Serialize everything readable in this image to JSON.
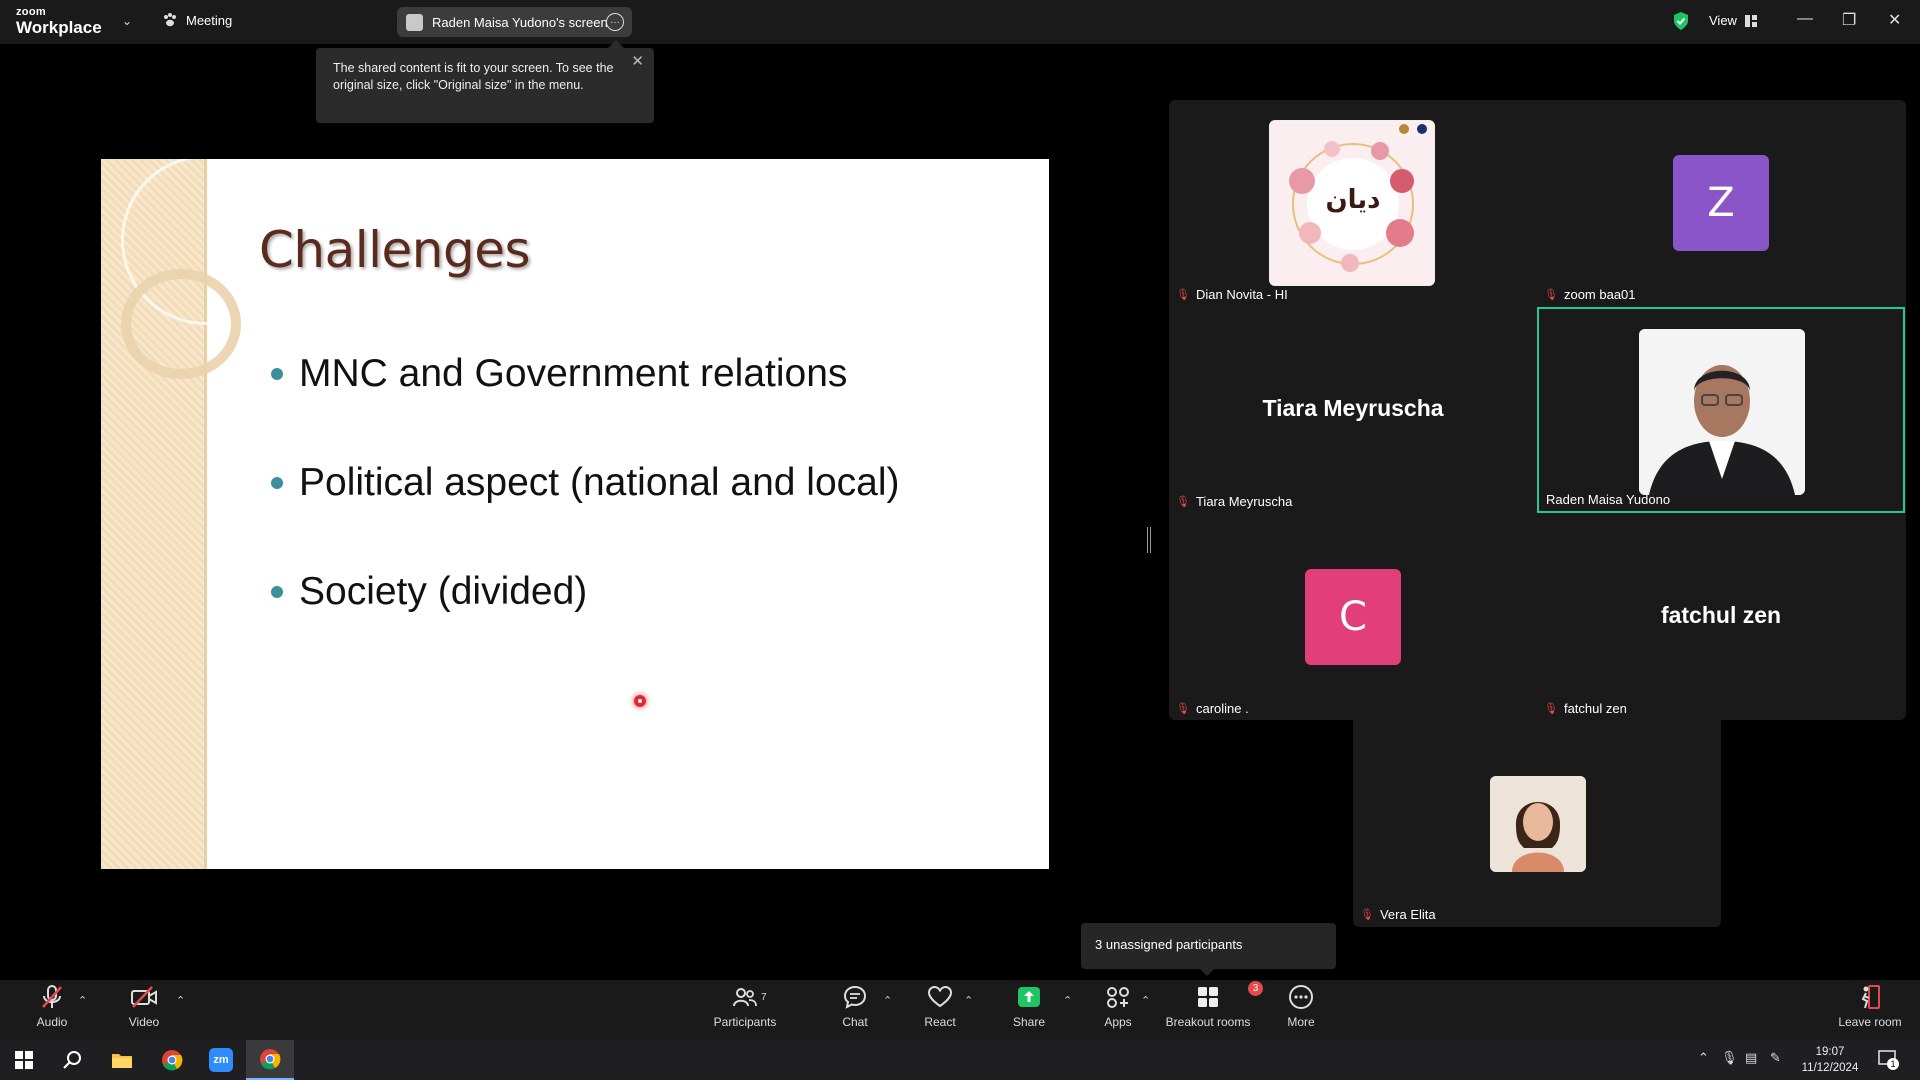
{
  "app": {
    "logo_top": "zoom",
    "logo_bottom": "Workplace",
    "meeting_label": "Meeting",
    "share_pill": "Raden Maisa Yudono's screen",
    "view_label": "View"
  },
  "tooltip": {
    "text": "The shared content is fit to your screen. To see the original size, click \"Original size\" in the menu."
  },
  "slide": {
    "title": "Challenges",
    "bullets": [
      "MNC and Government relations",
      "Political aspect (national and local)",
      "Society (divided)"
    ],
    "accent": "#3d8f9c"
  },
  "participants": {
    "tiles": [
      {
        "name": "Dian Novita - HI",
        "avatar_text": "ديان",
        "muted": true
      },
      {
        "name": "zoom baa01",
        "avatar_letter": "Z",
        "avatar_color": "#8a55c9",
        "muted": true
      },
      {
        "name": "Tiara Meyruscha",
        "display_name": "Tiara Meyruscha",
        "muted": true
      },
      {
        "name": "Raden Maisa Yudono",
        "muted": false,
        "active_speaker": true
      },
      {
        "name": "caroline .",
        "avatar_letter": "C",
        "avatar_color": "#e23f7a",
        "muted": true
      },
      {
        "name": "fatchul zen",
        "display_name": "fatchul zen",
        "muted": true
      },
      {
        "name": "Vera Elita",
        "muted": true
      }
    ],
    "unassigned": "3 unassigned participants"
  },
  "toolbar": {
    "audio": "Audio",
    "video": "Video",
    "participants": "Participants",
    "participants_count": "7",
    "chat": "Chat",
    "react": "React",
    "share": "Share",
    "apps": "Apps",
    "breakout": "Breakout rooms",
    "breakout_badge": "3",
    "more": "More",
    "leave": "Leave room",
    "share_color": "#1fc464"
  },
  "taskbar": {
    "time": "19:07",
    "date": "11/12/2024",
    "notifications": "1",
    "zoom_icon_text": "zm"
  }
}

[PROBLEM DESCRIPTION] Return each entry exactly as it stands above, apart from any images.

[REPLY TO THE TASK]
Serialize everything readable in this image to JSON.
{
  "app": {
    "logo_top": "zoom",
    "logo_bottom": "Workplace",
    "meeting_label": "Meeting",
    "share_pill": "Raden Maisa Yudono's screen",
    "view_label": "View"
  },
  "tooltip": {
    "text": "The shared content is fit to your screen. To see the original size, click \"Original size\" in the menu."
  },
  "slide": {
    "title": "Challenges",
    "bullets": [
      "MNC and Government relations",
      "Political aspect (national and local)",
      "Society (divided)"
    ],
    "accent": "#3d8f9c"
  },
  "participants": {
    "tiles": [
      {
        "name": "Dian Novita - HI",
        "avatar_text": "ديان",
        "muted": true
      },
      {
        "name": "zoom baa01",
        "avatar_letter": "Z",
        "avatar_color": "#8a55c9",
        "muted": true
      },
      {
        "name": "Tiara Meyruscha",
        "display_name": "Tiara Meyruscha",
        "muted": true
      },
      {
        "name": "Raden Maisa Yudono",
        "muted": false,
        "active_speaker": true
      },
      {
        "name": "caroline .",
        "avatar_letter": "C",
        "avatar_color": "#e23f7a",
        "muted": true
      },
      {
        "name": "fatchul zen",
        "display_name": "fatchul zen",
        "muted": true
      },
      {
        "name": "Vera Elita",
        "muted": true
      }
    ],
    "unassigned": "3 unassigned participants"
  },
  "toolbar": {
    "audio": "Audio",
    "video": "Video",
    "participants": "Participants",
    "participants_count": "7",
    "chat": "Chat",
    "react": "React",
    "share": "Share",
    "apps": "Apps",
    "breakout": "Breakout rooms",
    "breakout_badge": "3",
    "more": "More",
    "leave": "Leave room",
    "share_color": "#1fc464"
  },
  "taskbar": {
    "time": "19:07",
    "date": "11/12/2024",
    "notifications": "1",
    "zoom_icon_text": "zm"
  }
}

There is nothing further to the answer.